When I visit a page, I get annoyed when I try to interact with elements while the website is still loading. Often stuff is moving around, fonts aren’t quite loaded, and it feels broken.
I know nowadays we’re obsessed in this industry with gaining every millisecond in page performance. But in a couple of projects that I recently overhauled, I added a subtle and clean loading mechanism that I think makes the experience nicer, even if it does ultimately slightly delay the time that the user is able to start interacting with my page.
This week I did some research to try to build a hamburger menu that opens a slide-out navigation panel, a common design pattern nowadays. But I wanted to ensure the whole thing was keyboard-friendly and as accessible as possible.
I’m not 100% sure what I’ve come up with is the most accessible solution, but I did consult a number of decent sources on building accessible navigation menus like these. I also did some rudimentary testing using the free NVDA screen reader, to ensure there are no major problems.
I’ve been coding websites for a long time but even I was a little puzzled when I came across a Hacker News comment where the commenter described their own makeshift CMS that involves using your own file system. The most interesting part to me was when the person said they add CSS to pages on their personal projects by means of HTTP headers.
I had heard of this technique before and the person does say in the comment that this doesn’t work in every browser. But I decided to do some research to figure out how one might do this and why this would be easier than just dropping in one or more <link> elements in the HTML.
There’s an interesting DOM feature that I just came across that’s a method of the document object that allows you to remove elements from an <iframe> that’s embedded on a page and drop them into the current page (or vice versa).
In other words, you adopt the elements from the child frame into the parent.

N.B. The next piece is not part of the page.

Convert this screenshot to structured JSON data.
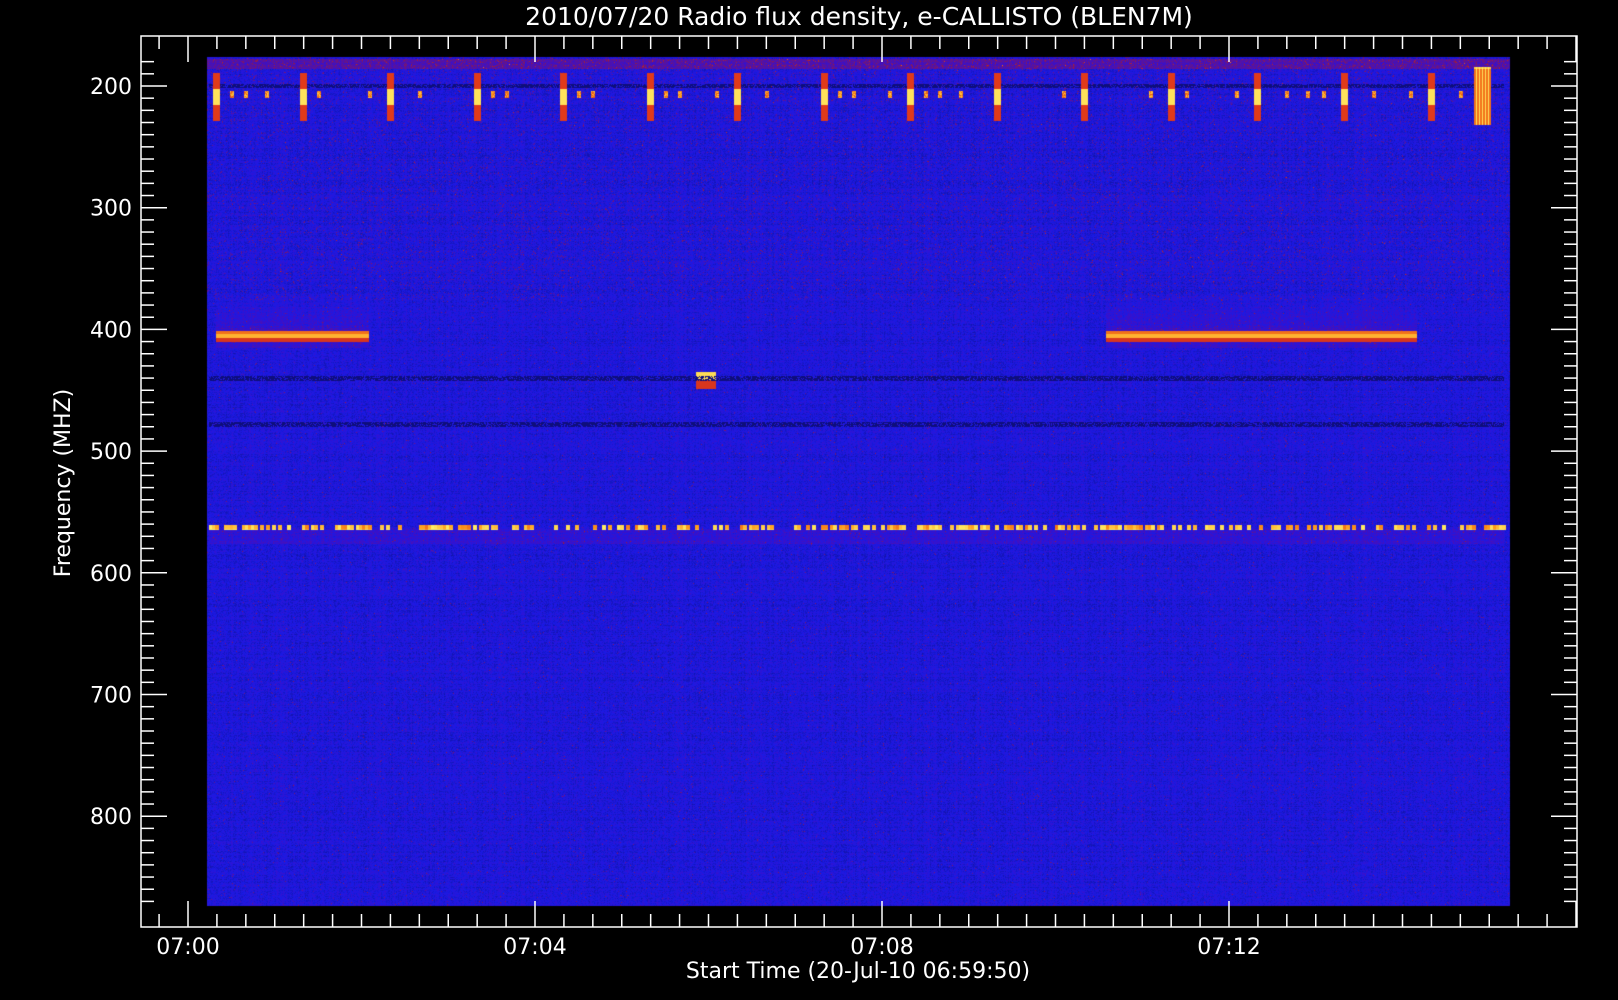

The code for document.adoptNode() looks like this:
In response, a couple of other developers released a Google doc that explains why you should not be too quick to drop jQuery without careful consideration of all the problems it overcomes.
In this post, based on some instructions in that Google doc, I’ll describe how you can examine the DOM bugs and incompatibilities that jQuery attempts to address.
But even if you already have a basic understanding of what JSON is and have used it in some of your projects, there might be a few things you weren’t aware of. So in this JSON tutorial and guide, I’m attempting to provide a fairly comprehensive discussion of JSON, its history, and its usefulness. I’ll close with a list of some practical JSON tools that might come in handy in future projects.
Unless you’ve been living under a rock for the past five years or you’re an absolute beginner to front-end coding, then you’ve probably heard of npm, and npm for beginners is a subject you’re looking into.
Maybe you’ve clicked through to the GitHub repo of a tool of some kind, and you noticed the installation instructions had a couple of different possibilities, including something like this:
A couple of years ago I wrote an article for a company called Thinkful on CSS positioning, which also included a screencast that I hosted on my ImpressiveWebs YouTube channel. The video was “unlisted” but I’ve now made it public, and since some time has passed I thought I would post the video here.
It’s pretty basic stuff for most experienced CSS developers, but if anyone wants a quick primer on CSS positioning, this should be a good guide. The video is embedded below and I’ve summarized the content here in this post.